→ Page and application data records
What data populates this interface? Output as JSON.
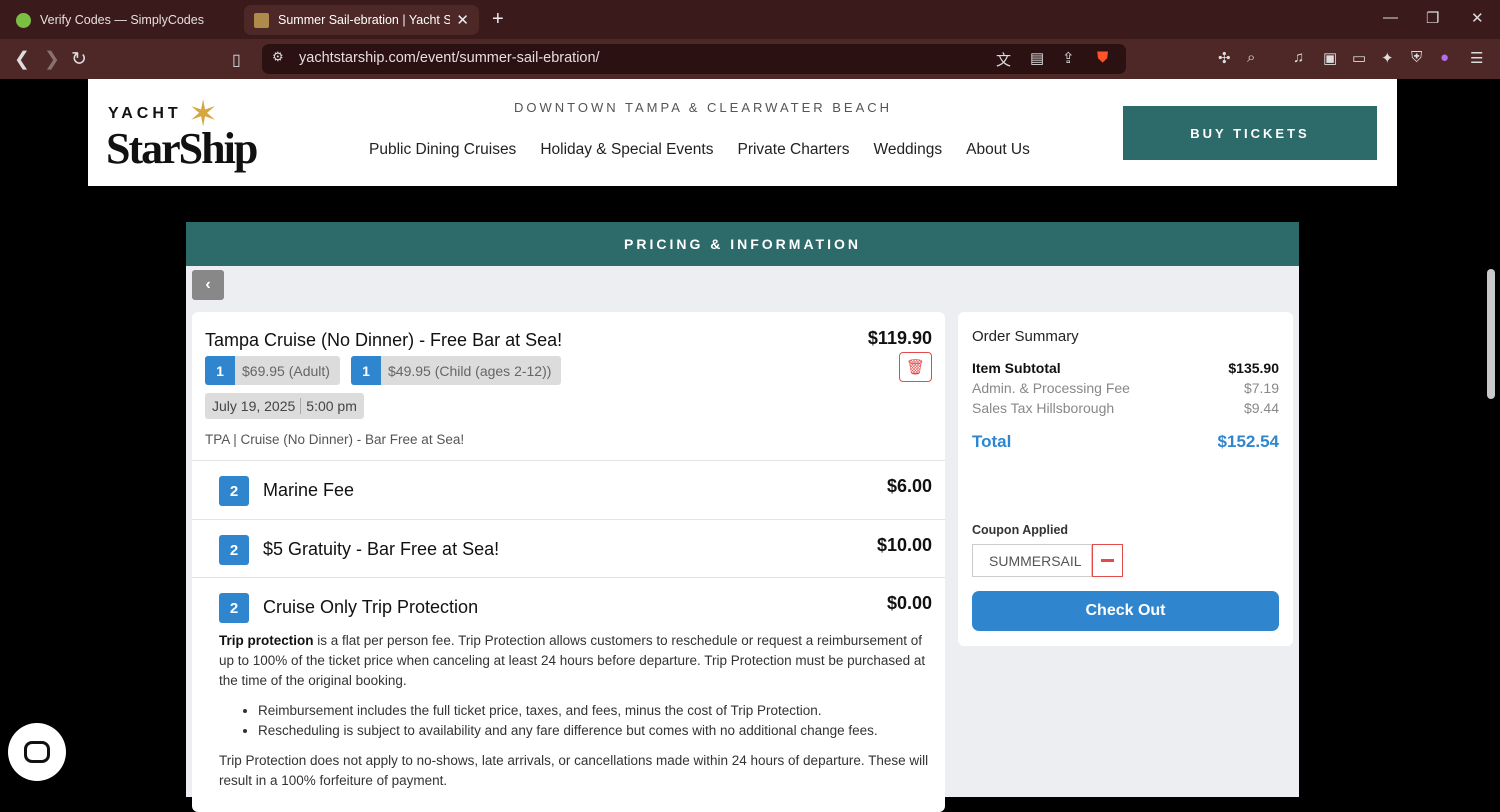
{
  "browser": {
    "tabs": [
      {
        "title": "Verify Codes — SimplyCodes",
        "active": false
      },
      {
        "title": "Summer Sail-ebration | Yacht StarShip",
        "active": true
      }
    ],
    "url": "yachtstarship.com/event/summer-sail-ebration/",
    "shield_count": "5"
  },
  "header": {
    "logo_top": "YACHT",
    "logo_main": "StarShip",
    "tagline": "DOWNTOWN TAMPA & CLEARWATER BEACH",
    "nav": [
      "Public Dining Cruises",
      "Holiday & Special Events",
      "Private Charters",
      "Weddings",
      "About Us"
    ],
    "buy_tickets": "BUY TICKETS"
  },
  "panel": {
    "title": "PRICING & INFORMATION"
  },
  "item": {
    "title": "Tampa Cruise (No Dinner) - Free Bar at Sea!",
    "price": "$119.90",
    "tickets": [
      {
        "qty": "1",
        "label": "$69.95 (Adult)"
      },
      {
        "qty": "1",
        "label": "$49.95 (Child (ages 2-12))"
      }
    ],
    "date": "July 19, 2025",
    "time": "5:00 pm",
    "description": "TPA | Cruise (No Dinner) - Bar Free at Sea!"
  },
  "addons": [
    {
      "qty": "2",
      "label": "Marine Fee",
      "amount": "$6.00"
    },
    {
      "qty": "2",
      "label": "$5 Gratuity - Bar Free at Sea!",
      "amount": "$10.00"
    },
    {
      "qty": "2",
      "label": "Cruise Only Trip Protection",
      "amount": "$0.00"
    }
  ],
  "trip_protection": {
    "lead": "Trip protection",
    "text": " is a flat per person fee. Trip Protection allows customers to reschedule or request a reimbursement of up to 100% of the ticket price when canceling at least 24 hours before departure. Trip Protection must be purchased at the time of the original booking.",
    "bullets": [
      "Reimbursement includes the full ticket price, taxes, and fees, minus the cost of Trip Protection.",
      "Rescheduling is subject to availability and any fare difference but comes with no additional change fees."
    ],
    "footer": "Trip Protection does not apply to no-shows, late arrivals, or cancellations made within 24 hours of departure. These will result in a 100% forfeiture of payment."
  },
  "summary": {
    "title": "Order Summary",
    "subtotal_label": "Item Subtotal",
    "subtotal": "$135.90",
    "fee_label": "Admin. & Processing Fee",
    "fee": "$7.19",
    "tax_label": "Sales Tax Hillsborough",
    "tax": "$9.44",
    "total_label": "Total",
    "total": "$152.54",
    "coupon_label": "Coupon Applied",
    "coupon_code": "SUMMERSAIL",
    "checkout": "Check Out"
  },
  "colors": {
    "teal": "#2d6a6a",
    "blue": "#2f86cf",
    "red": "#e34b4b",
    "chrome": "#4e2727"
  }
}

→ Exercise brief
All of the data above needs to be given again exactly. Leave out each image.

→ Result below
What data populates this interface? Output as JSON.
{
  "browser": {
    "tabs": [
      {
        "title": "Verify Codes — SimplyCodes",
        "active": false
      },
      {
        "title": "Summer Sail-ebration | Yacht StarShip",
        "active": true
      }
    ],
    "url": "yachtstarship.com/event/summer-sail-ebration/",
    "shield_count": "5"
  },
  "header": {
    "logo_top": "YACHT",
    "logo_main": "StarShip",
    "tagline": "DOWNTOWN TAMPA & CLEARWATER BEACH",
    "nav": [
      "Public Dining Cruises",
      "Holiday & Special Events",
      "Private Charters",
      "Weddings",
      "About Us"
    ],
    "buy_tickets": "BUY TICKETS"
  },
  "panel": {
    "title": "PRICING & INFORMATION"
  },
  "item": {
    "title": "Tampa Cruise (No Dinner) - Free Bar at Sea!",
    "price": "$119.90",
    "tickets": [
      {
        "qty": "1",
        "label": "$69.95 (Adult)"
      },
      {
        "qty": "1",
        "label": "$49.95 (Child (ages 2-12))"
      }
    ],
    "date": "July 19, 2025",
    "time": "5:00 pm",
    "description": "TPA | Cruise (No Dinner) - Bar Free at Sea!"
  },
  "addons": [
    {
      "qty": "2",
      "label": "Marine Fee",
      "amount": "$6.00"
    },
    {
      "qty": "2",
      "label": "$5 Gratuity - Bar Free at Sea!",
      "amount": "$10.00"
    },
    {
      "qty": "2",
      "label": "Cruise Only Trip Protection",
      "amount": "$0.00"
    }
  ],
  "trip_protection": {
    "lead": "Trip protection",
    "text": " is a flat per person fee. Trip Protection allows customers to reschedule or request a reimbursement of up to 100% of the ticket price when canceling at least 24 hours before departure. Trip Protection must be purchased at the time of the original booking.",
    "bullets": [
      "Reimbursement includes the full ticket price, taxes, and fees, minus the cost of Trip Protection.",
      "Rescheduling is subject to availability and any fare difference but comes with no additional change fees."
    ],
    "footer": "Trip Protection does not apply to no-shows, late arrivals, or cancellations made within 24 hours of departure. These will result in a 100% forfeiture of payment."
  },
  "summary": {
    "title": "Order Summary",
    "subtotal_label": "Item Subtotal",
    "subtotal": "$135.90",
    "fee_label": "Admin. & Processing Fee",
    "fee": "$7.19",
    "tax_label": "Sales Tax Hillsborough",
    "tax": "$9.44",
    "total_label": "Total",
    "total": "$152.54",
    "coupon_label": "Coupon Applied",
    "coupon_code": "SUMMERSAIL",
    "checkout": "Check Out"
  },
  "colors": {
    "teal": "#2d6a6a",
    "blue": "#2f86cf",
    "red": "#e34b4b",
    "chrome": "#4e2727"
  }
}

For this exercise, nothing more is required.